- **Exercise details**:
Pull every line that holds the word "this" from the entries.

Data entries:
* * * *

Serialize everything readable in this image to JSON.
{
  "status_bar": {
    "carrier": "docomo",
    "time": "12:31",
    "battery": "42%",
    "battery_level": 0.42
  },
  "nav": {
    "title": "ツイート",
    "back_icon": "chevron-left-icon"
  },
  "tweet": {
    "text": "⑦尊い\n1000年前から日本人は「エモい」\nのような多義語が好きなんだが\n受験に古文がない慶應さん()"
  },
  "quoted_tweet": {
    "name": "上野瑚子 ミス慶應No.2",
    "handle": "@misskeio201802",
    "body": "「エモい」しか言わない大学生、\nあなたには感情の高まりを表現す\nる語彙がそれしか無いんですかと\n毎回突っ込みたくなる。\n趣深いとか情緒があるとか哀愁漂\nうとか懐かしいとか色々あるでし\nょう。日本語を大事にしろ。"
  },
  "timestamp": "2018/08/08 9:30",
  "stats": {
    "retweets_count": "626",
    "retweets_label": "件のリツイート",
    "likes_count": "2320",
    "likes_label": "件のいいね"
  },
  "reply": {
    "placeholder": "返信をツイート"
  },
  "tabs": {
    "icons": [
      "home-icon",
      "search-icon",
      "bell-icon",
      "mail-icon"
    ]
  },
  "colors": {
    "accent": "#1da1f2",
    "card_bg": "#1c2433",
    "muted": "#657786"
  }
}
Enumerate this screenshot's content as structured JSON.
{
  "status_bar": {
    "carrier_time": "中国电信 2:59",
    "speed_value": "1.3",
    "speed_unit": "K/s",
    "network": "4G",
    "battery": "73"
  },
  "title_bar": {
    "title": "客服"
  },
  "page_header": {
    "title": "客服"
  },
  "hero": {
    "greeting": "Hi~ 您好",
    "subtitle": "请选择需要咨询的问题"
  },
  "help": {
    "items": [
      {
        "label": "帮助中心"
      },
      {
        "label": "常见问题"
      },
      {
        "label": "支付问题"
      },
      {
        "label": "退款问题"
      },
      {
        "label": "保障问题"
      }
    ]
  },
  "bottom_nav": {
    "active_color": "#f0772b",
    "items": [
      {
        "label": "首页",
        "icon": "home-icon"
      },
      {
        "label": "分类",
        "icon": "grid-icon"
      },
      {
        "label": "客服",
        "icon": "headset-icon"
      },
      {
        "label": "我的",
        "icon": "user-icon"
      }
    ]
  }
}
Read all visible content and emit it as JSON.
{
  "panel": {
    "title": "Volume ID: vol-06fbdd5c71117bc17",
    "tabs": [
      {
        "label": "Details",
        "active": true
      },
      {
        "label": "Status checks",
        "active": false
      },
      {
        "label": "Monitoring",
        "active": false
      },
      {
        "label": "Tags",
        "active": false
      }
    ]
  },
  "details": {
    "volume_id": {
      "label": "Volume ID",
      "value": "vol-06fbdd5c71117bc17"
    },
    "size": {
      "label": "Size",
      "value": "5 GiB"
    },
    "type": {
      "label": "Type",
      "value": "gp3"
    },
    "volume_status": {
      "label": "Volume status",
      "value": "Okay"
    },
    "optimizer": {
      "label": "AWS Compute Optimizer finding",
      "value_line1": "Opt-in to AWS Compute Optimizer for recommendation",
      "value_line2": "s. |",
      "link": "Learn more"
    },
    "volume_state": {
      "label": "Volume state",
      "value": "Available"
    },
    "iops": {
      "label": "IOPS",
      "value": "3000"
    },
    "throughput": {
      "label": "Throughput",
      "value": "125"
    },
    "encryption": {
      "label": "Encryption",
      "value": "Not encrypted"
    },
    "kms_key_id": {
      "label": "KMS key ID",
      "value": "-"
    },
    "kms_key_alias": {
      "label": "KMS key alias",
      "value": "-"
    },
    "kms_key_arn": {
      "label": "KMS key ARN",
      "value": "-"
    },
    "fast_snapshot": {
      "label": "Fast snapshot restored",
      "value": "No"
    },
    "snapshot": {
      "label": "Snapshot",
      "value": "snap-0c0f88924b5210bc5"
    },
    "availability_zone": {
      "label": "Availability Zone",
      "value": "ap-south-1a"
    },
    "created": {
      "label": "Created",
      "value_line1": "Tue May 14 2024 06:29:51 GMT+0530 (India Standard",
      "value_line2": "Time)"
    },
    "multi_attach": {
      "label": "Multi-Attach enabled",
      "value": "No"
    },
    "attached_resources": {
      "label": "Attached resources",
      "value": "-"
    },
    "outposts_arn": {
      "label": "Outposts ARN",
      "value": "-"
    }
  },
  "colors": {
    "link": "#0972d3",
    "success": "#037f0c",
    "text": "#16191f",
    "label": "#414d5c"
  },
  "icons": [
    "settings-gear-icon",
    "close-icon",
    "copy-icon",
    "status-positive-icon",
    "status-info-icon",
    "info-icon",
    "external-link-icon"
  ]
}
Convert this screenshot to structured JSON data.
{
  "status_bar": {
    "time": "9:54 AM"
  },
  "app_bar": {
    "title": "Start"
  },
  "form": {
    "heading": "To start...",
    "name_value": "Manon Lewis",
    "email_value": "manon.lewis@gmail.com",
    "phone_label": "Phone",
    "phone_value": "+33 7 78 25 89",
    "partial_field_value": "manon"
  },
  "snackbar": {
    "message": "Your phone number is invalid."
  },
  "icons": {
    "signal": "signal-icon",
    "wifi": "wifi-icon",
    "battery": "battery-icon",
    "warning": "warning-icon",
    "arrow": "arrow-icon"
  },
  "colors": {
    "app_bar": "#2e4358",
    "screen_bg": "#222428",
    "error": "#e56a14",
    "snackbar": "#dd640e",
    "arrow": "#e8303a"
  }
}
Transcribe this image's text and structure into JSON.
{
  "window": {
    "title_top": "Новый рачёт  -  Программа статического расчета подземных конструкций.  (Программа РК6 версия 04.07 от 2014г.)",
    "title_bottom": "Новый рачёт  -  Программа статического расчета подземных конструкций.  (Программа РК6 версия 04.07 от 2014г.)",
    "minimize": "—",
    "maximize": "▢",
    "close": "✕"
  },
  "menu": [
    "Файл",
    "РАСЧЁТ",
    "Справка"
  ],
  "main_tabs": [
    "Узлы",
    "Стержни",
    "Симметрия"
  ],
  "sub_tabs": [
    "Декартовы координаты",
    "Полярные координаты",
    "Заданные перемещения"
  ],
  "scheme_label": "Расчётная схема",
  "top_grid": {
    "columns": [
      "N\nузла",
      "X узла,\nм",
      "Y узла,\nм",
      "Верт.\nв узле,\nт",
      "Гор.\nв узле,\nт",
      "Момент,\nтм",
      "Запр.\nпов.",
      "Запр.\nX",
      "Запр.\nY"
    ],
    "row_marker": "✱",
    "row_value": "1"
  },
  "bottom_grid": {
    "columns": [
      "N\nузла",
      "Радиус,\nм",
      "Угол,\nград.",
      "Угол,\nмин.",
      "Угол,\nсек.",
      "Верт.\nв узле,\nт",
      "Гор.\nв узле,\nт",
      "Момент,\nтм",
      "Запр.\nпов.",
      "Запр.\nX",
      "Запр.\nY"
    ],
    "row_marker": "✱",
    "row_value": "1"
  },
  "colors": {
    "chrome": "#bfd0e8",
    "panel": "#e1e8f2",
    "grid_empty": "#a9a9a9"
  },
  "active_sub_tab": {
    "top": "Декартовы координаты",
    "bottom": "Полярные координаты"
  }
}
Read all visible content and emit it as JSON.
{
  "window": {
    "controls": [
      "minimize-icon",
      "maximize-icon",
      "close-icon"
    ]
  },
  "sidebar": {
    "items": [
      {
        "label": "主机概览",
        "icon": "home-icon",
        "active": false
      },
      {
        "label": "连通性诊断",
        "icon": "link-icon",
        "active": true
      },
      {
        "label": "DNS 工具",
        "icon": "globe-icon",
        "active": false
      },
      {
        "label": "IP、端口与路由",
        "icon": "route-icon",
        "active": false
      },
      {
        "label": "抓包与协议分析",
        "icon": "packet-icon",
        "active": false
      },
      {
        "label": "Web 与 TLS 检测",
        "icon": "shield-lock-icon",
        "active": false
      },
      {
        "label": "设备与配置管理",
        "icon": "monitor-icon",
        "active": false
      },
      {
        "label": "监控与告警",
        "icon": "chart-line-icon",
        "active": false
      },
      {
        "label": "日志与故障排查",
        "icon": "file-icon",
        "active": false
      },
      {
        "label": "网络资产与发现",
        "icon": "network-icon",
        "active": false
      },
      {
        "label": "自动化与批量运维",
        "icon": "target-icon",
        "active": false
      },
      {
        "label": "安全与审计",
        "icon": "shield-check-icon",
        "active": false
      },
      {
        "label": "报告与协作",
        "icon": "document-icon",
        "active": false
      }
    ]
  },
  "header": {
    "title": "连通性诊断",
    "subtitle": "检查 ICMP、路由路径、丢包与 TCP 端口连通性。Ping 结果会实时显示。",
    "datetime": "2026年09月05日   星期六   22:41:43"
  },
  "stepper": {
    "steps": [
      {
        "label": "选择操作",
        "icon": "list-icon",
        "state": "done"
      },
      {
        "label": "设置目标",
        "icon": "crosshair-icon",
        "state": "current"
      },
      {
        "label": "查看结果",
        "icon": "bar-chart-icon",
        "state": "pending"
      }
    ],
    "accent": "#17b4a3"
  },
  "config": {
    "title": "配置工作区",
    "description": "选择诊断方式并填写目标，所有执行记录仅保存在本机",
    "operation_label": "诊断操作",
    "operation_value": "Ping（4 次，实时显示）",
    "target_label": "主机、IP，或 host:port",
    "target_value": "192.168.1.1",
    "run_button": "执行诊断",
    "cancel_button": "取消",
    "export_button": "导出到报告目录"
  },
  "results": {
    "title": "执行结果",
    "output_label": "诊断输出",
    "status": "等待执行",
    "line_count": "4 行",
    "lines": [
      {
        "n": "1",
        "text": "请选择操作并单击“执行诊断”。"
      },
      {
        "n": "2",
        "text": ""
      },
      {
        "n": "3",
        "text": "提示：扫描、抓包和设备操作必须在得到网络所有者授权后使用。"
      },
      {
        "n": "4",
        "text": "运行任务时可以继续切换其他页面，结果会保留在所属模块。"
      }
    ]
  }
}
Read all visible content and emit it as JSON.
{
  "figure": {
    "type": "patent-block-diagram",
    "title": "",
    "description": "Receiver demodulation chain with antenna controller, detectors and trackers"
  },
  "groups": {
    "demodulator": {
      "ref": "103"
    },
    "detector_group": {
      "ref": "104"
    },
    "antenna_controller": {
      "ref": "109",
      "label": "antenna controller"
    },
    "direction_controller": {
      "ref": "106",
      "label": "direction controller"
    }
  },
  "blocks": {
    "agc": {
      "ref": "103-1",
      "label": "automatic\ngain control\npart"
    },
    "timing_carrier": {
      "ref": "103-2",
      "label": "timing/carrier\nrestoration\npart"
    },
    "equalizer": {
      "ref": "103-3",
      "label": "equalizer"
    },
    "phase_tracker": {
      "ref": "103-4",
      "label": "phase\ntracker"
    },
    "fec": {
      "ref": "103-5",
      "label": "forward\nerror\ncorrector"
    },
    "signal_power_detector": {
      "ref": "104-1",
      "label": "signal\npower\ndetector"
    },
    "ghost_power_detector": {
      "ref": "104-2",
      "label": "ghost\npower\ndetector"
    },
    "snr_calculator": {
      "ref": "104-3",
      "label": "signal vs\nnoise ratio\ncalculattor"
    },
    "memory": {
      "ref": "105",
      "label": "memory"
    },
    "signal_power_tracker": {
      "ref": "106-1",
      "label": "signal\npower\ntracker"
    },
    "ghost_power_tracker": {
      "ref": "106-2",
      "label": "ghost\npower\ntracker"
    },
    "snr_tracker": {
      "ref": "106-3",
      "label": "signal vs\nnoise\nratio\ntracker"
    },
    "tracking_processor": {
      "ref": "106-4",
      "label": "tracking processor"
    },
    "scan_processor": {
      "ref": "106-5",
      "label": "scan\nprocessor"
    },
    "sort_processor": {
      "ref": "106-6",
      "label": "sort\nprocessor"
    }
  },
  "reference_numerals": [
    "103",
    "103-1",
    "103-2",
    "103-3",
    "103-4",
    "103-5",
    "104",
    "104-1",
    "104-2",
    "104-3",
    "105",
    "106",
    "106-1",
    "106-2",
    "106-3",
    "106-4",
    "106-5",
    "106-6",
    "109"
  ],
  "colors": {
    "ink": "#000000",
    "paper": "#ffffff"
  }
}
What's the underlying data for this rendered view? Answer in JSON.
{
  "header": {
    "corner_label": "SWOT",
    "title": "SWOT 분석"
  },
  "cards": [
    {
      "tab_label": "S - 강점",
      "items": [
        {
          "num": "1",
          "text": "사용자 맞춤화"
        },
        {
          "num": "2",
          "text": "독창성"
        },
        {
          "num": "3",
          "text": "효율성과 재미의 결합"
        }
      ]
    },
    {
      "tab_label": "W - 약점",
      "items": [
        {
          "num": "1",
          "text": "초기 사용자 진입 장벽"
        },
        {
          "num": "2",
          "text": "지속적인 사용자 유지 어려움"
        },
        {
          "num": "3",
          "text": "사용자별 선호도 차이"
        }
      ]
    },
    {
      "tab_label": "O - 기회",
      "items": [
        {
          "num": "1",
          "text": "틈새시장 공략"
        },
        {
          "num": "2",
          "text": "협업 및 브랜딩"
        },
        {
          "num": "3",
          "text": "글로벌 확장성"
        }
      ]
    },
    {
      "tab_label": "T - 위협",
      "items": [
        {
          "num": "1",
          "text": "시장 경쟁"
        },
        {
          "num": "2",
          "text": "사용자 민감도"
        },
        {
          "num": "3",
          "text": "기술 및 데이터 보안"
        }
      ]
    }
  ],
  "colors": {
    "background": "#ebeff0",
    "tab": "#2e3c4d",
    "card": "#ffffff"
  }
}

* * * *

- **Task output**:
Serialize everything readable in this image to JSON.
Enumerate this screenshot's content as structured JSON.
Convert this screenshot to structured JSON data.
Transcribe this image's text and structure into JSON.
What's the underlying data for this rendered view? Answer in JSON.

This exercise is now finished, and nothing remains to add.